Given records >>
==========

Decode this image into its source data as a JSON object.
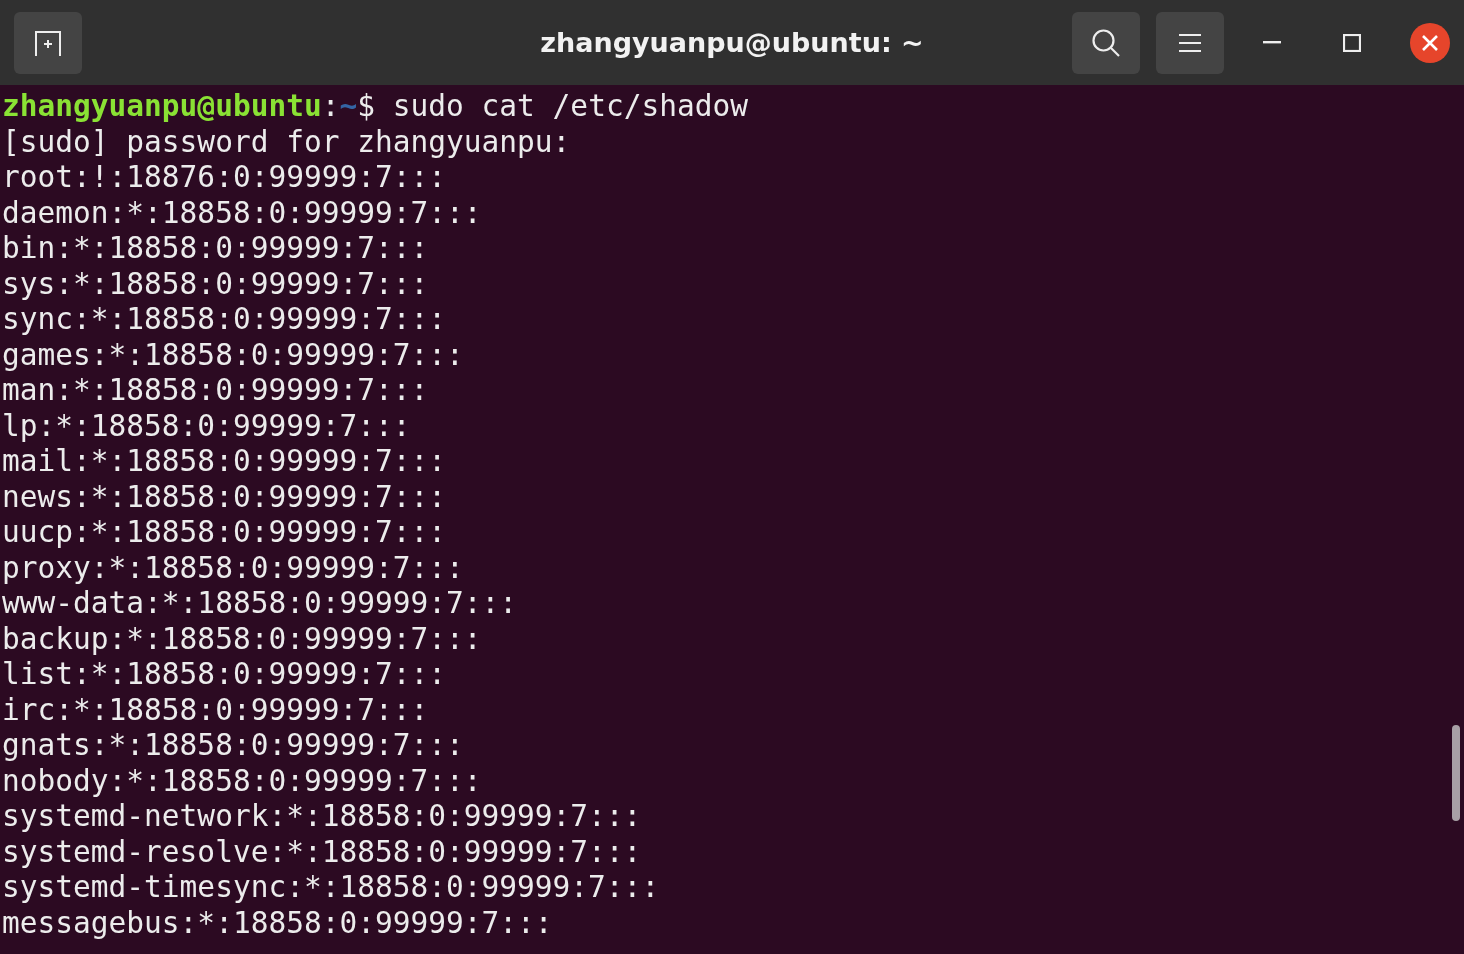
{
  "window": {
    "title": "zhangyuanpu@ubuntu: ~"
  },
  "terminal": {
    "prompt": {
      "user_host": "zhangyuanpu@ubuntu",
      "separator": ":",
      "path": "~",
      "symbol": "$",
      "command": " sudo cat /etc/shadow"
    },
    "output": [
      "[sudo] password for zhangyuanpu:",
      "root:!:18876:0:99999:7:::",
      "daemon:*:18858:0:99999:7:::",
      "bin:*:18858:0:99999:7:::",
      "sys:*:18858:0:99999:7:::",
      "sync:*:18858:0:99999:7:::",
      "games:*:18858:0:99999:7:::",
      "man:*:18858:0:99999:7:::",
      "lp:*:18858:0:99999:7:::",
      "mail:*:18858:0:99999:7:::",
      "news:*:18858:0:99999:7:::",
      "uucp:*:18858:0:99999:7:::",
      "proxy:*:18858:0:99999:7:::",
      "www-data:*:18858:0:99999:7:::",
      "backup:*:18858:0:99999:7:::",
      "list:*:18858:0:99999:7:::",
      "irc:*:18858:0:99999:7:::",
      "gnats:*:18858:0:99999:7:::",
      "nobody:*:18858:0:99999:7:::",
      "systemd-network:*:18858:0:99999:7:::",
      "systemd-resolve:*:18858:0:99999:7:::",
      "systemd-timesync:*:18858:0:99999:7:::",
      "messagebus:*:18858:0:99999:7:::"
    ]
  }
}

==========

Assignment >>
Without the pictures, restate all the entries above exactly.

Solution below >>
Decode this image into its source data as a JSON object.
{
  "window": {
    "title": "zhangyuanpu@ubuntu: ~"
  },
  "terminal": {
    "prompt": {
      "user_host": "zhangyuanpu@ubuntu",
      "separator": ":",
      "path": "~",
      "symbol": "$",
      "command": " sudo cat /etc/shadow"
    },
    "output": [
      "[sudo] password for zhangyuanpu:",
      "root:!:18876:0:99999:7:::",
      "daemon:*:18858:0:99999:7:::",
      "bin:*:18858:0:99999:7:::",
      "sys:*:18858:0:99999:7:::",
      "sync:*:18858:0:99999:7:::",
      "games:*:18858:0:99999:7:::",
      "man:*:18858:0:99999:7:::",
      "lp:*:18858:0:99999:7:::",
      "mail:*:18858:0:99999:7:::",
      "news:*:18858:0:99999:7:::",
      "uucp:*:18858:0:99999:7:::",
      "proxy:*:18858:0:99999:7:::",
      "www-data:*:18858:0:99999:7:::",
      "backup:*:18858:0:99999:7:::",
      "list:*:18858:0:99999:7:::",
      "irc:*:18858:0:99999:7:::",
      "gnats:*:18858:0:99999:7:::",
      "nobody:*:18858:0:99999:7:::",
      "systemd-network:*:18858:0:99999:7:::",
      "systemd-resolve:*:18858:0:99999:7:::",
      "systemd-timesync:*:18858:0:99999:7:::",
      "messagebus:*:18858:0:99999:7:::"
    ]
  }
}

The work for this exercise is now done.